A cocktail comprised of rum with Fernet, Gran Gala and a demerara vanilla syrup? Awesome.
Nostalgia is a funny thing. From Greek, the word nostalgia means a pain to return home; in many respects, while we use the term to designate a desire for returning to earlier or past times, the word connotes in English a desire to return to those times which are happier than present. Yet, in reality, a nostalgic yearning is more just a return to the familiar, to the home. Memory constantly comes into play in our daily lives, playing a part not only in terms of remembering facts and figures, but also in terms of the emotive and affectuous aspects in our lives. We yearn for things we remember, we learn from things we remember, we regret things we remember, and yet we constantly are engaged in that continuum of past and present and future, juxtapositions of time and memory, life and choice.

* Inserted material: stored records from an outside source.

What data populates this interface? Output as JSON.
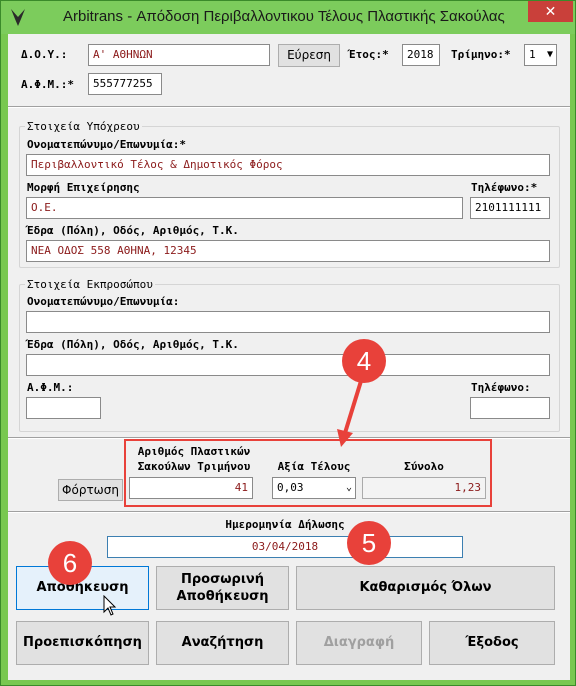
{
  "window": {
    "title": "Arbitrans - Απόδοση Περιβαλλοντικου Τέλους Πλαστικής Σακούλας",
    "close_symbol": "✕",
    "app_icon": "app-logo-icon"
  },
  "header": {
    "doy_label": "Δ.Ο.Υ.:",
    "doy_value": "Α' ΑΘΗΝΩΝ",
    "search_button": "Εύρεση",
    "year_label": "Έτος:*",
    "year_value": "2018",
    "quarter_label": "Τρίμηνο:*",
    "quarter_value": "1",
    "afm_label": "Α.Φ.Μ.:*",
    "afm_value": "555777255"
  },
  "obligor": {
    "title": "Στοιχεία Υπόχρεου",
    "name_label": "Ονοματεπώνυμο/Επωνυμία:*",
    "name_value": "Περιβαλλοντικό Τέλος & Δημοτικός Φόρος",
    "form_label": "Μορφή Επιχείρησης",
    "form_value": "Ο.Ε.",
    "phone_label": "Τηλέφωνο:*",
    "phone_value": "2101111111",
    "address_label": "Έδρα (Πόλη), Οδός, Αριθμός, Τ.Κ.",
    "address_value": "ΝΕΑ ΟΔΟΣ 558 ΑΘΗΝΑ, 12345"
  },
  "representative": {
    "title": "Στοιχεία Εκπροσώπου",
    "name_label": "Ονοματεπώνυμο/Επωνυμία:",
    "name_value": "",
    "address_label": "Έδρα (Πόλη), Οδός, Αριθμός, Τ.Κ.",
    "address_value": "",
    "afm_label": "Α.Φ.Μ.:",
    "afm_value": "",
    "phone_label": "Τηλέφωνο:",
    "phone_value": ""
  },
  "calc": {
    "load_button": "Φόρτωση",
    "bags_label_1": "Αριθμός Πλαστικών",
    "bags_label_2": "Σακούλων Τριμήνου",
    "bags_value": "41",
    "fee_label": "Αξία Τέλους",
    "fee_value": "0,03",
    "total_label": "Σύνολο",
    "total_value": "1,23"
  },
  "declaration": {
    "date_label": "Ημερομηνία Δήλωσης",
    "date_value": "03/04/2018"
  },
  "actions": {
    "save": "Αποθήκευση",
    "temp_save_1": "Προσωρινή",
    "temp_save_2": "Αποθήκευση",
    "clear_all": "Καθαρισμός Όλων",
    "preview": "Προεπισκόπηση",
    "search": "Αναζήτηση",
    "delete": "Διαγραφή",
    "exit": "Έξοδος"
  },
  "annotations": {
    "step4": "4",
    "step5": "5",
    "step6": "6",
    "color": "#e8413a"
  }
}
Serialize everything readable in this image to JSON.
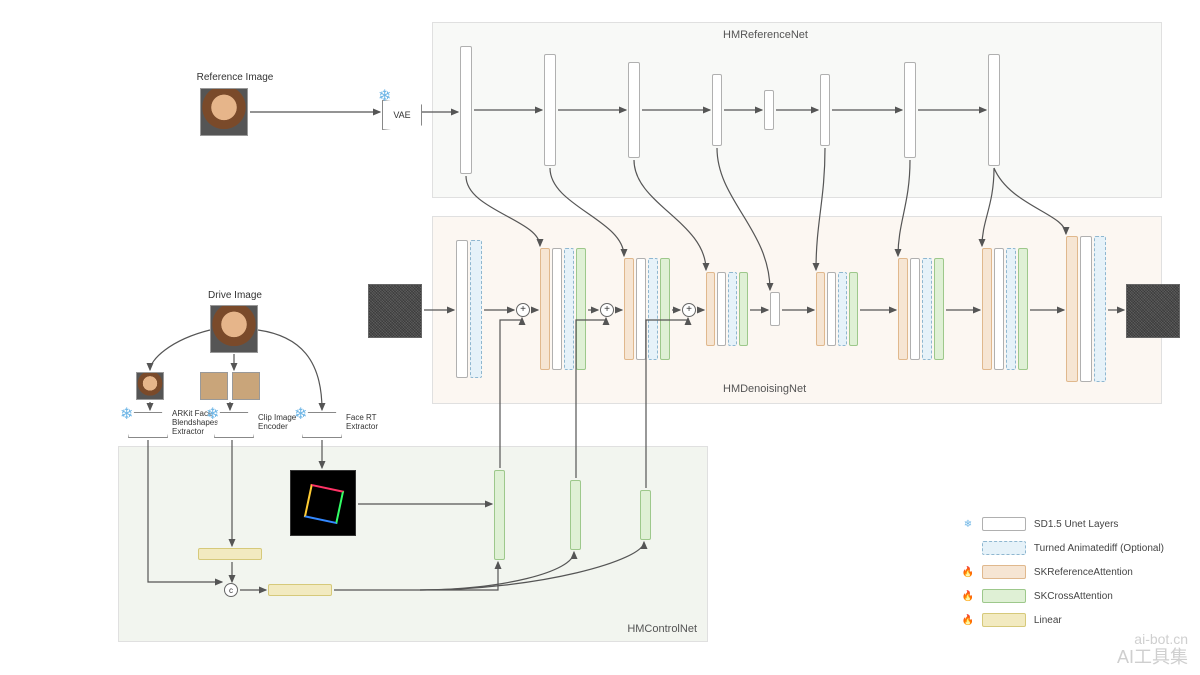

Right now, I can say I am a bit nostalgic for home: for my friends, for fun times, for the familiar. In that, I’m craving this cocktail, the Devil’s Own, which sounds like something one would requisition from Satan himself, in a sort of Faustian bargain for the past. While the Devil’s Own is also a cocktail created by Colin Symons which consists of equal parts gin, dry vermouth, and Cointreau with a dash of bitters, I am interested in the drink created by a friend of mine (Tarling). Jason Schiffer, of 320 Main (which has recently created a blog that you can see here) created this drink to showcase Zaya Rum. It seems common that we see drinks made to showcase a specific spirit, as is the case with many high-end bartenders, which only helps to illustrate the economic-politics behind the craft cocktail movement, which helps reaffirm both marketing aspects in the industry in addition to the norm setting rhetorics established by these industry representatives in alignment with distinction making practices about “taste.”
The configurations of how we engage with artifact and memory are fascinating. Certain objects, which we fetishize, can give us a sort of socio-economic status. For instance, Edward Green shoes. On the other hand, objects which serve as fetishes can have localized centers of power rooted in personal phenomenological experience. A fetish along this axis grants power to the local, provisioning an understanding of the past in behavior and memory, and takes on value based upon our own experiences. With regards to a cocktail, the visible and aesthetic function of the drink from an outsider’s point of view is rooted in external practices of fetishization, while for the imbiber, in many cases, the cocktail takes on localized experience based forms of understanding. The ways in which we configure our understandings and the appropriation of quality to food is rooted in memory: to drink something that reminds you of your past; to eat an apple pie that tastes like good old “Grandma’s home cooking.” Plus, while there is always the sociological dimension to these processes of high end cuisine, and the determination of what is good based upon the insights of others; but in reality there is less of a personal investment in the concerns and tastes of others, meaning that we cannot often experience truly profound moments, at least along the line of memory, with something in which we have no investment.
For the Devil’s Own, there is a vanilla demerara syrup. Make it as you would with an infusion of Madagascar vanilla bean in a simple syrup. However, for an added twist, change the simple syrup to an orgeat syrup, which gives it a nice nuanced flavor that contrasts just ever so slightly against the already strong flavors of vanilla that are present in Zaya rum. If you want to switch out the Zaya rum, go for another strong vanilla oriented rum, although the drink works surprisingly well with some Jamaican rums (with a bit of funk).
Jason’s cocktail is a drink which reminds me of home and good old times, seeing as how I first experienced it. However, that doesn’t mean it is a bad drink (far from it). Most other imbibers will not have a vested memory in this cocktail, seeing as it is new to them. But at the same time, we all have our favorite drinks, and memories of our first cocktail or first memorable experience with liquor. For me, I started good: a Sidecar made by a friend who was a bartender. And Sidecars, because of my vested interest in them, are still one of my favorite drinks.
1 1/2 ounce Zaya rum
1/2 ounce Fernet Branca
1/4 ounce Gran Gala
1 barspoon demerara vanilla syrup
Stir the ingredients with ice and strain into an absinthe rinsed cocktail glass. Express the aromatics of a lemon twist over the drink, and discard the lemon twist.
Tarling, William. 1937. Café Royal Cocktail Book. Pall Mall LTD: London, 1937.